┌──

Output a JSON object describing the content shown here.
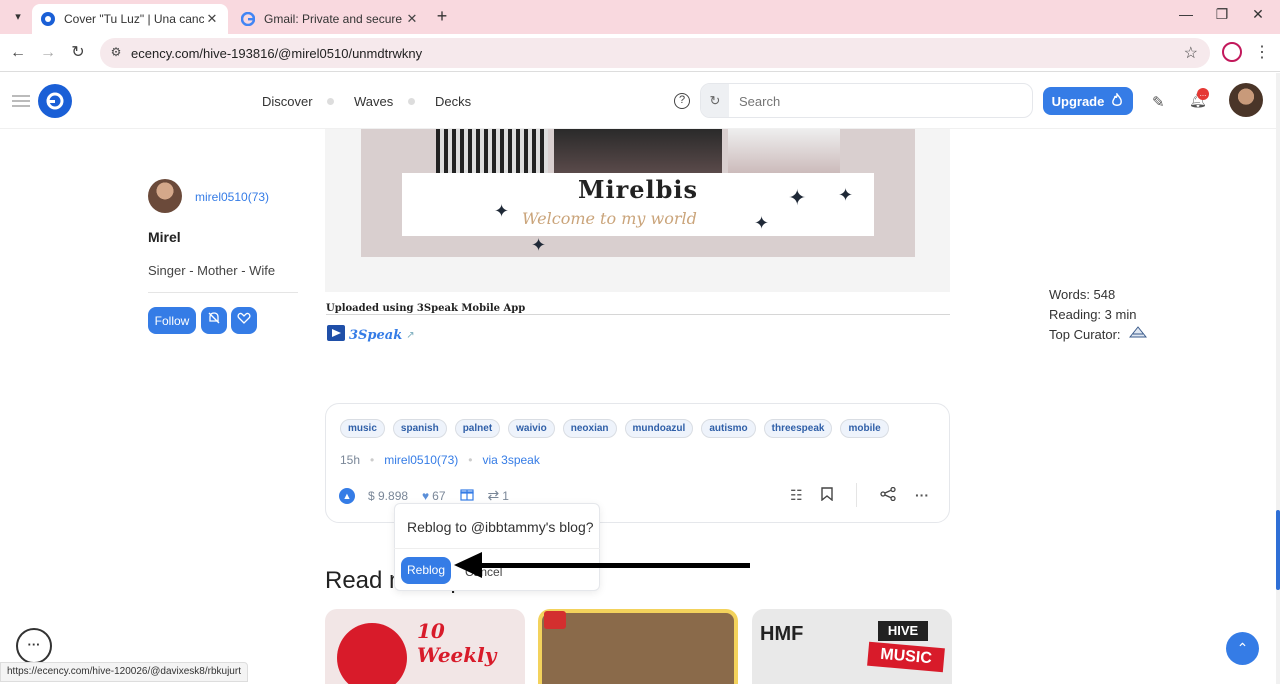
{
  "browser": {
    "tabs": [
      {
        "title": "Cover \"Tu Luz\" | Una canción so",
        "active": true
      },
      {
        "title": "Gmail: Private and secure email",
        "active": false
      }
    ],
    "url": "ecency.com/hive-193816/@mirel0510/unmdtrwkny",
    "status_url": "https://ecency.com/hive-120026/@davixesk8/rbkujurt"
  },
  "header": {
    "nav": [
      "Discover",
      "Waves",
      "Decks"
    ],
    "search_placeholder": "Search",
    "upgrade_label": "Upgrade",
    "notification_badge": "..."
  },
  "author": {
    "handle": "mirel0510(73)",
    "name": "Mirel",
    "bio": "Singer - Mother - Wife",
    "follow_label": "Follow"
  },
  "banner": {
    "title": "Mirelbis",
    "subtitle": "Welcome to my world"
  },
  "post": {
    "uploaded_note": "Uploaded using 3Speak Mobile App",
    "threespeak_label": "3Speak",
    "tags": [
      "music",
      "spanish",
      "palnet",
      "waivio",
      "neoxian",
      "mundoazul",
      "autismo",
      "threespeak",
      "mobile"
    ],
    "age": "15h",
    "author_handle": "mirel0510(73)",
    "via": "via 3speak",
    "payout": "$ 9.898",
    "votes": "67",
    "reblogs": "1"
  },
  "stats": {
    "words": "Words: 548",
    "reading": "Reading: 3 min",
    "curator_label": "Top Curator:"
  },
  "reblog_popover": {
    "question": "Reblog to @ibbtammy's blog?",
    "confirm_label": "Reblog",
    "cancel_label": "Cancel"
  },
  "related": {
    "heading": "Read more posts"
  },
  "colors": {
    "accent": "#357ce6",
    "tabbar": "#f9d9df"
  }
}
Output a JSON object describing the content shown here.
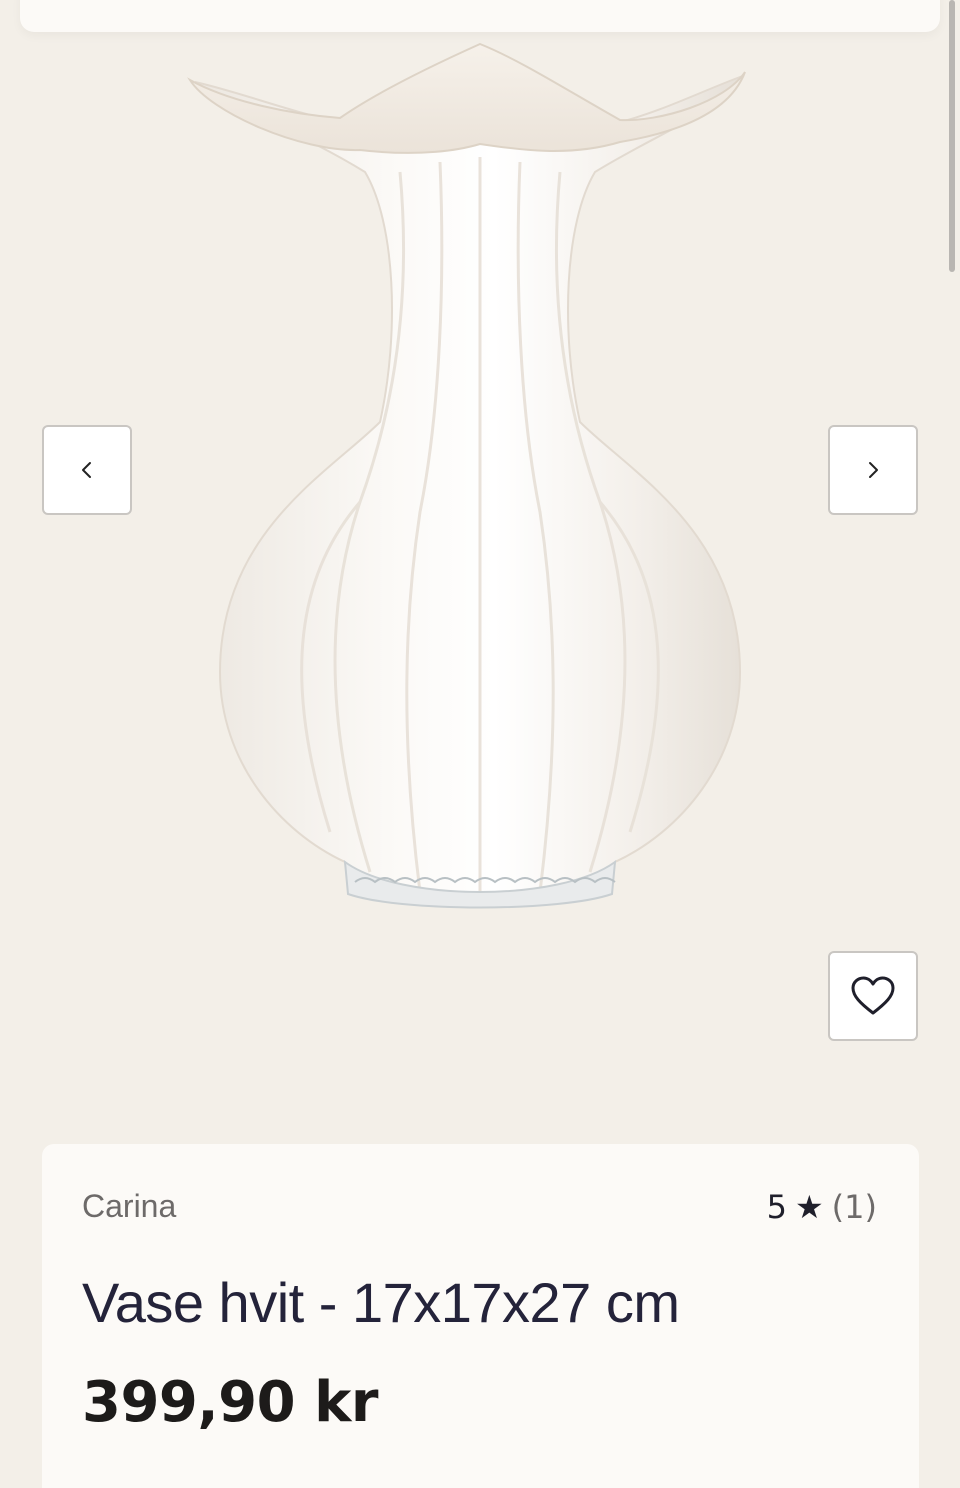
{
  "gallery": {
    "image_subject": "vase-image",
    "prev_label": "‹",
    "next_label": "›"
  },
  "product": {
    "brand": "Carina",
    "rating_value": "5",
    "rating_star": "★",
    "rating_count": "(1)",
    "title": "Vase hvit - 17x17x27 cm",
    "price": "399,90 kr"
  },
  "icons": {
    "prev": "chevron-left-icon",
    "next": "chevron-right-icon",
    "favorite": "heart-icon"
  },
  "colors": {
    "background": "#f3efe8",
    "card": "#fcfaf7",
    "title_text": "#24233a",
    "muted_text": "#6d6a69"
  }
}
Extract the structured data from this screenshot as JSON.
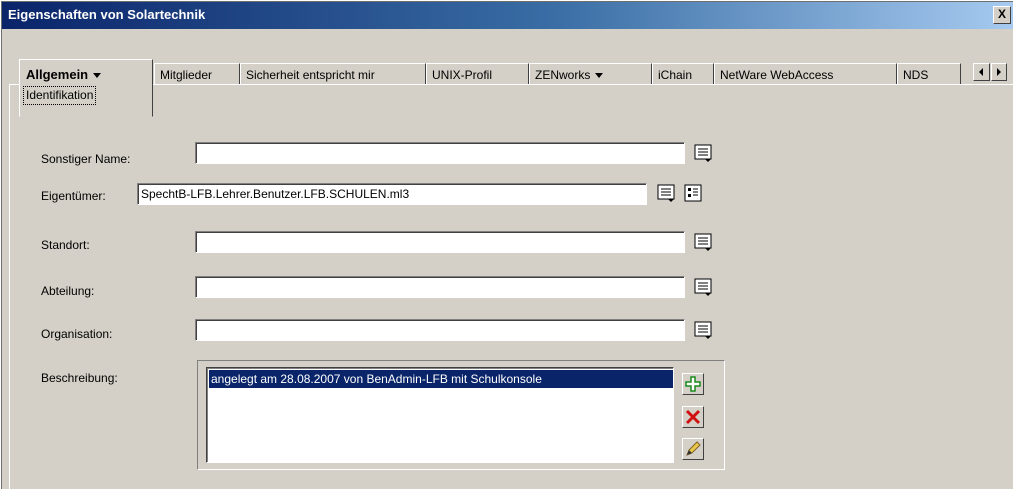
{
  "window": {
    "title": "Eigenschaften von Solartechnik",
    "close_label": "X"
  },
  "tabs": {
    "active": {
      "label": "Allgemein",
      "sub_label": "Identifikation"
    },
    "items": [
      {
        "label": "Mitglieder"
      },
      {
        "label": "Sicherheit entspricht mir"
      },
      {
        "label": "UNIX-Profil"
      },
      {
        "label": "ZENworks"
      },
      {
        "label": "iChain"
      },
      {
        "label": "NetWare WebAccess"
      },
      {
        "label": "NDS"
      }
    ]
  },
  "form": {
    "sonstiger_name": {
      "label": "Sonstiger Name:",
      "value": ""
    },
    "eigentuemer": {
      "label": "Eigentümer:",
      "value": "SpechtB-LFB.Lehrer.Benutzer.LFB.SCHULEN.ml3"
    },
    "standort": {
      "label": "Standort:",
      "value": ""
    },
    "abteilung": {
      "label": "Abteilung:",
      "value": ""
    },
    "organisation": {
      "label": "Organisation:",
      "value": ""
    },
    "beschreibung": {
      "label": "Beschreibung:",
      "items": [
        "angelegt am 28.08.2007 von BenAdmin-LFB mit Schulkonsole"
      ]
    }
  },
  "colors": {
    "selection": "#0a246a",
    "title_gradient_start": "#0a246a",
    "title_gradient_end": "#a6caf0",
    "face": "#d4d0c8"
  },
  "icons": {
    "multi_value": "edit-list-icon",
    "browse": "tree-browse-icon",
    "add": "plus-icon",
    "delete": "delete-x-icon",
    "edit": "pencil-icon"
  }
}
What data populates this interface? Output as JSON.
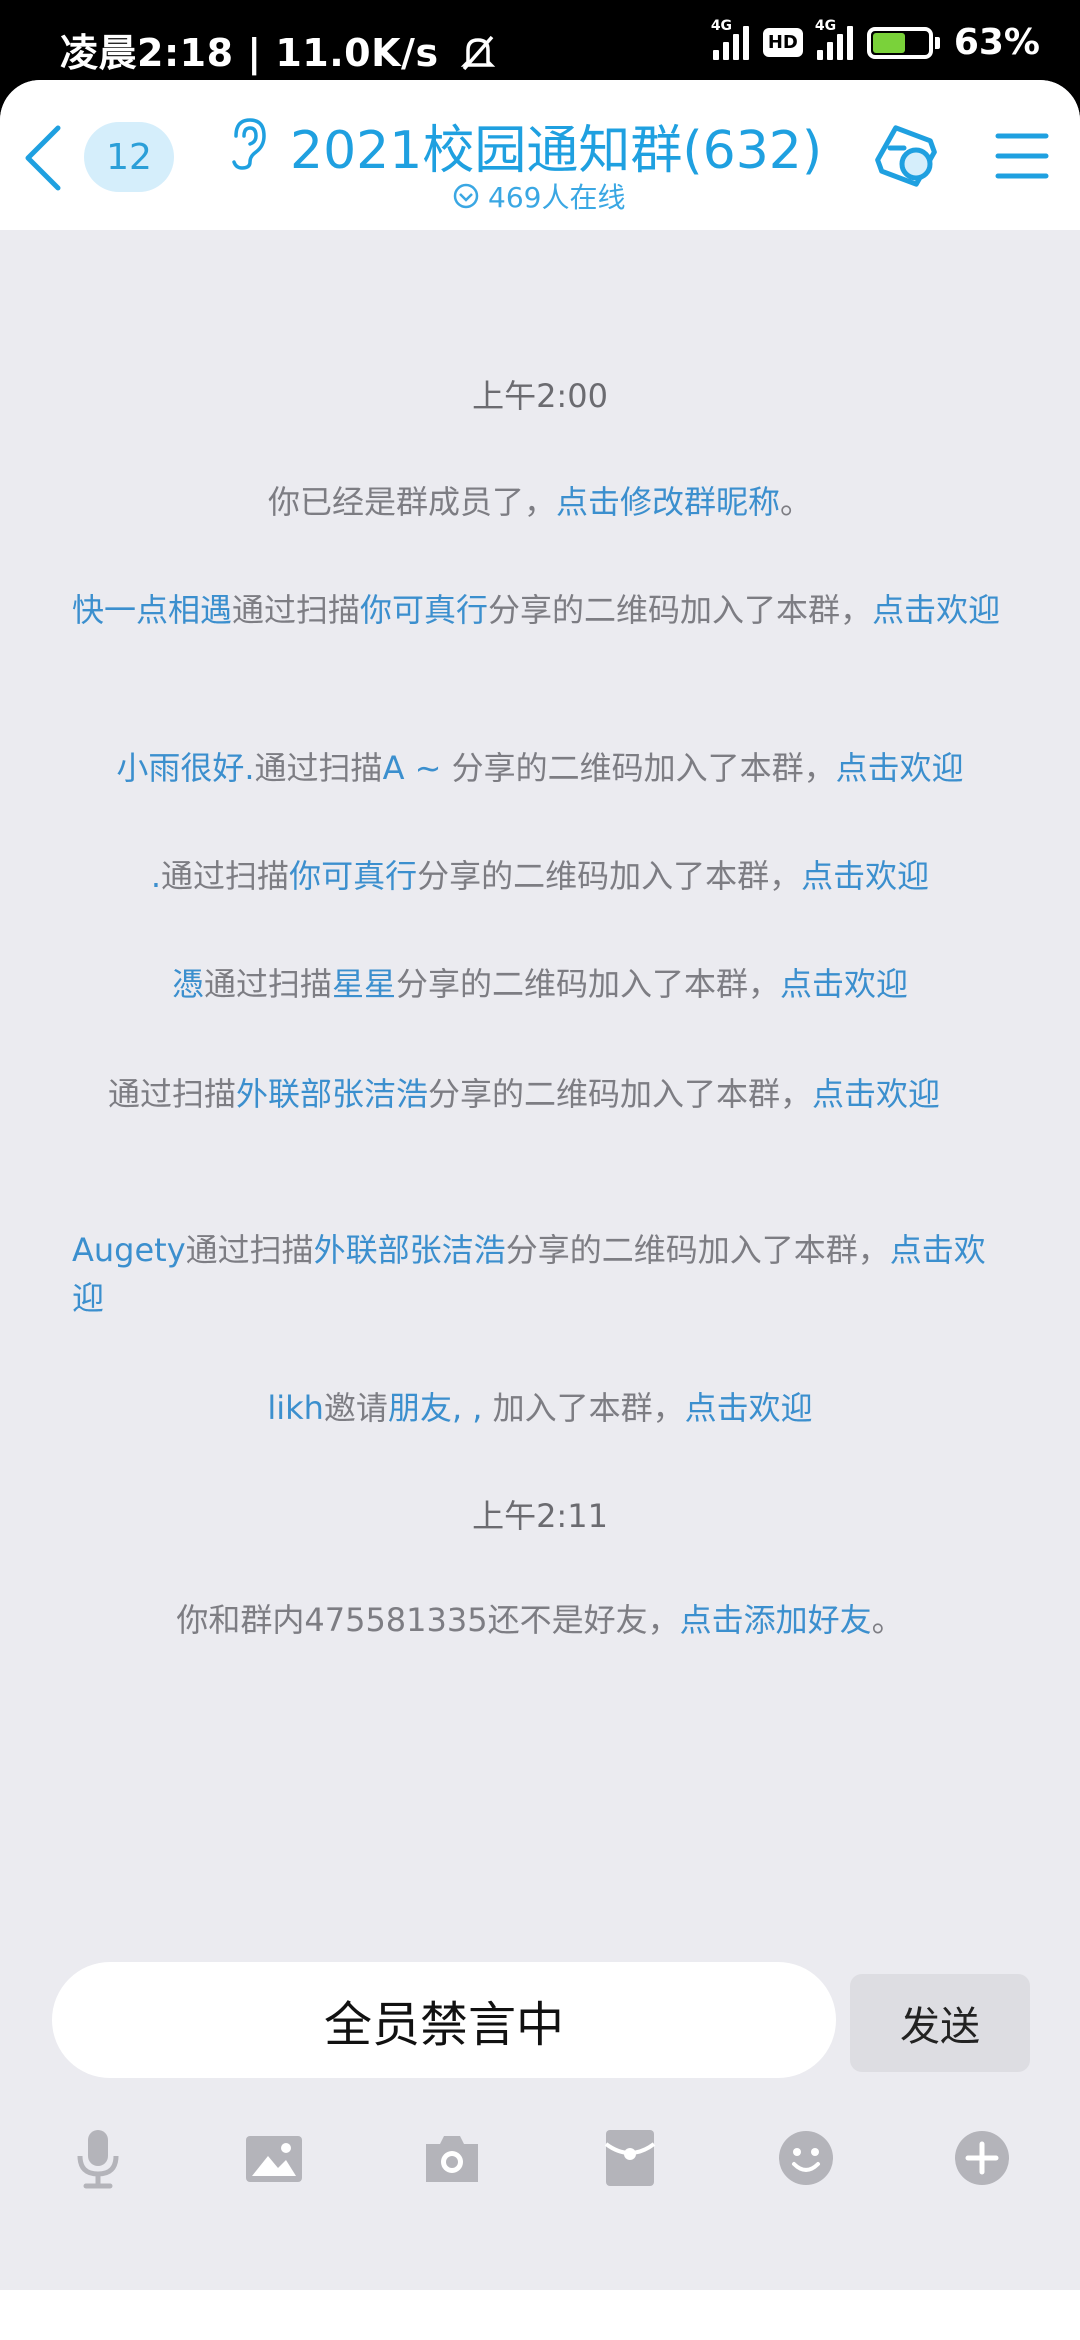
{
  "status": {
    "time_text": "凌晨2:18 | 11.0K/s",
    "net_tag_1": "4G",
    "hd": "HD",
    "net_tag_2": "4G",
    "battery_percent": "63%",
    "battery_level": 63
  },
  "header": {
    "unread_count": "12",
    "title": "2021校园通知群(632)",
    "online_text": "469人在线"
  },
  "messages": {
    "m1_time": "上午2:00",
    "m2_text": "你已经是群成员了，",
    "m2_link": "点击修改群昵称",
    "m2_end": "。",
    "m3_user": "快一点相遇",
    "m3_mid": "通过扫描",
    "m3_sharer": "你可真行",
    "m3_text": "分享的二维码加入了本群，",
    "m3_link": "点击欢迎",
    "m4_user": "小雨很好.",
    "m4_mid": "通过扫描",
    "m4_sharer": "A ~",
    "m4_text": " 分享的二维码加入了本群，",
    "m4_link": "点击欢迎",
    "m5_user": ".",
    "m5_mid": "通过扫描",
    "m5_sharer": "你可真行",
    "m5_text": "分享的二维码加入了本群，",
    "m5_link": "点击欢迎",
    "m6_user": "憑",
    "m6_mid": "通过扫描",
    "m6_sharer": "星星",
    "m6_text": "分享的二维码加入了本群，",
    "m6_link": "点击欢迎",
    "m7_user": "",
    "m7_mid": "通过扫描",
    "m7_sharer": "外联部张洁浩",
    "m7_text": "分享的二维码加入了本群，",
    "m7_link": "点击欢迎",
    "m8_user": "Augety",
    "m8_mid": "通过扫描",
    "m8_sharer": "外联部张洁浩",
    "m8_text": "分享的二维码加入了本群，",
    "m8_link": "点击欢迎",
    "m9_user": "likh",
    "m9_mid": "邀请",
    "m9_friend": "朋友, ,",
    "m9_text": " 加入了本群，",
    "m9_link": "点击欢迎",
    "m10_time": "上午2:11",
    "m11_text": "你和群内475581335还不是好友，",
    "m11_link": "点击添加好友",
    "m11_end": "。"
  },
  "input": {
    "muted_text": "全员禁言中",
    "send_label": "发送"
  },
  "colors": {
    "accent": "#1fa0e0",
    "link": "#3b8fce",
    "system_text": "#7d7d83",
    "background": "#ebebf0"
  },
  "icons": {
    "toolbar": [
      "microphone-icon",
      "image-icon",
      "camera-icon",
      "red-packet-icon",
      "emoji-icon",
      "plus-icon"
    ],
    "nav": [
      "menu-lines-icon",
      "home-square-icon",
      "back-chevron-icon"
    ]
  }
}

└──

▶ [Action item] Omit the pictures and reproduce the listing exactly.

▶ [The completed task]
Output a JSON object describing the content shown here.
{
  "browser": {
    "tabs": [
      {
        "title": "Cover \"Tu Luz\" | Una canción so",
        "active": true
      },
      {
        "title": "Gmail: Private and secure email",
        "active": false
      }
    ],
    "url": "ecency.com/hive-193816/@mirel0510/unmdtrwkny",
    "status_url": "https://ecency.com/hive-120026/@davixesk8/rbkujurt"
  },
  "header": {
    "nav": [
      "Discover",
      "Waves",
      "Decks"
    ],
    "search_placeholder": "Search",
    "upgrade_label": "Upgrade",
    "notification_badge": "..."
  },
  "author": {
    "handle": "mirel0510(73)",
    "name": "Mirel",
    "bio": "Singer - Mother - Wife",
    "follow_label": "Follow"
  },
  "banner": {
    "title": "Mirelbis",
    "subtitle": "Welcome to my world"
  },
  "post": {
    "uploaded_note": "Uploaded using 3Speak Mobile App",
    "threespeak_label": "3Speak",
    "tags": [
      "music",
      "spanish",
      "palnet",
      "waivio",
      "neoxian",
      "mundoazul",
      "autismo",
      "threespeak",
      "mobile"
    ],
    "age": "15h",
    "author_handle": "mirel0510(73)",
    "via": "via 3speak",
    "payout": "$ 9.898",
    "votes": "67",
    "reblogs": "1"
  },
  "stats": {
    "words": "Words: 548",
    "reading": "Reading: 3 min",
    "curator_label": "Top Curator:"
  },
  "reblog_popover": {
    "question": "Reblog to @ibbtammy's blog?",
    "confirm_label": "Reblog",
    "cancel_label": "Cancel"
  },
  "related": {
    "heading": "Read more posts"
  },
  "colors": {
    "accent": "#357ce6",
    "tabbar": "#f9d9df"
  }
}
Output a JSON object describing the content shown here.
{
  "gallery": {
    "image_subject": "vase-image",
    "prev_label": "‹",
    "next_label": "›"
  },
  "product": {
    "brand": "Carina",
    "rating_value": "5",
    "rating_star": "★",
    "rating_count": "(1)",
    "title": "Vase hvit - 17x17x27 cm",
    "price": "399,90 kr"
  },
  "icons": {
    "prev": "chevron-left-icon",
    "next": "chevron-right-icon",
    "favorite": "heart-icon"
  },
  "colors": {
    "background": "#f3efe8",
    "card": "#fcfaf7",
    "title_text": "#24233a",
    "muted_text": "#6d6a69"
  }
}
Extract the structured data from this screenshot as JSON.
{
  "window": {
    "title": "Eigenschaften von Solartechnik",
    "close_label": "X"
  },
  "tabs": {
    "active": {
      "label": "Allgemein",
      "sub_label": "Identifikation"
    },
    "items": [
      {
        "label": "Mitglieder"
      },
      {
        "label": "Sicherheit entspricht mir"
      },
      {
        "label": "UNIX-Profil"
      },
      {
        "label": "ZENworks"
      },
      {
        "label": "iChain"
      },
      {
        "label": "NetWare WebAccess"
      },
      {
        "label": "NDS"
      }
    ]
  },
  "form": {
    "sonstiger_name": {
      "label": "Sonstiger Name:",
      "value": ""
    },
    "eigentuemer": {
      "label": "Eigentümer:",
      "value": "SpechtB-LFB.Lehrer.Benutzer.LFB.SCHULEN.ml3"
    },
    "standort": {
      "label": "Standort:",
      "value": ""
    },
    "abteilung": {
      "label": "Abteilung:",
      "value": ""
    },
    "organisation": {
      "label": "Organisation:",
      "value": ""
    },
    "beschreibung": {
      "label": "Beschreibung:",
      "items": [
        "angelegt am 28.08.2007 von BenAdmin-LFB mit Schulkonsole"
      ]
    }
  },
  "colors": {
    "selection": "#0a246a",
    "title_gradient_start": "#0a246a",
    "title_gradient_end": "#a6caf0",
    "face": "#d4d0c8"
  },
  "icons": {
    "multi_value": "edit-list-icon",
    "browse": "tree-browse-icon",
    "add": "plus-icon",
    "delete": "delete-x-icon",
    "edit": "pencil-icon"
  }
}
What data populates this interface? Output as JSON.
{
  "status": {
    "time_text": "凌晨2:18 | 11.0K/s",
    "net_tag_1": "4G",
    "hd": "HD",
    "net_tag_2": "4G",
    "battery_percent": "63%",
    "battery_level": 63
  },
  "header": {
    "unread_count": "12",
    "title": "2021校园通知群(632)",
    "online_text": "469人在线"
  },
  "messages": {
    "m1_time": "上午2:00",
    "m2_text": "你已经是群成员了，",
    "m2_link": "点击修改群昵称",
    "m2_end": "。",
    "m3_user": "快一点相遇",
    "m3_mid": "通过扫描",
    "m3_sharer": "你可真行",
    "m3_text": "分享的二维码加入了本群，",
    "m3_link": "点击欢迎",
    "m4_user": "小雨很好.",
    "m4_mid": "通过扫描",
    "m4_sharer": "A ~",
    "m4_text": " 分享的二维码加入了本群，",
    "m4_link": "点击欢迎",
    "m5_user": ".",
    "m5_mid": "通过扫描",
    "m5_sharer": "你可真行",
    "m5_text": "分享的二维码加入了本群，",
    "m5_link": "点击欢迎",
    "m6_user": "憑",
    "m6_mid": "通过扫描",
    "m6_sharer": "星星",
    "m6_text": "分享的二维码加入了本群，",
    "m6_link": "点击欢迎",
    "m7_user": "",
    "m7_mid": "通过扫描",
    "m7_sharer": "外联部张洁浩",
    "m7_text": "分享的二维码加入了本群，",
    "m7_link": "点击欢迎",
    "m8_user": "Augety",
    "m8_mid": "通过扫描",
    "m8_sharer": "外联部张洁浩",
    "m8_text": "分享的二维码加入了本群，",
    "m8_link": "点击欢迎",
    "m9_user": "likh",
    "m9_mid": "邀请",
    "m9_friend": "朋友, ,",
    "m9_text": " 加入了本群，",
    "m9_link": "点击欢迎",
    "m10_time": "上午2:11",
    "m11_text": "你和群内475581335还不是好友，",
    "m11_link": "点击添加好友",
    "m11_end": "。"
  },
  "input": {
    "muted_text": "全员禁言中",
    "send_label": "发送"
  },
  "colors": {
    "accent": "#1fa0e0",
    "link": "#3b8fce",
    "system_text": "#7d7d83",
    "background": "#ebebf0"
  },
  "icons": {
    "toolbar": [
      "microphone-icon",
      "image-icon",
      "camera-icon",
      "red-packet-icon",
      "emoji-icon",
      "plus-icon"
    ],
    "nav": [
      "menu-lines-icon",
      "home-square-icon",
      "back-chevron-icon"
    ]
  }
}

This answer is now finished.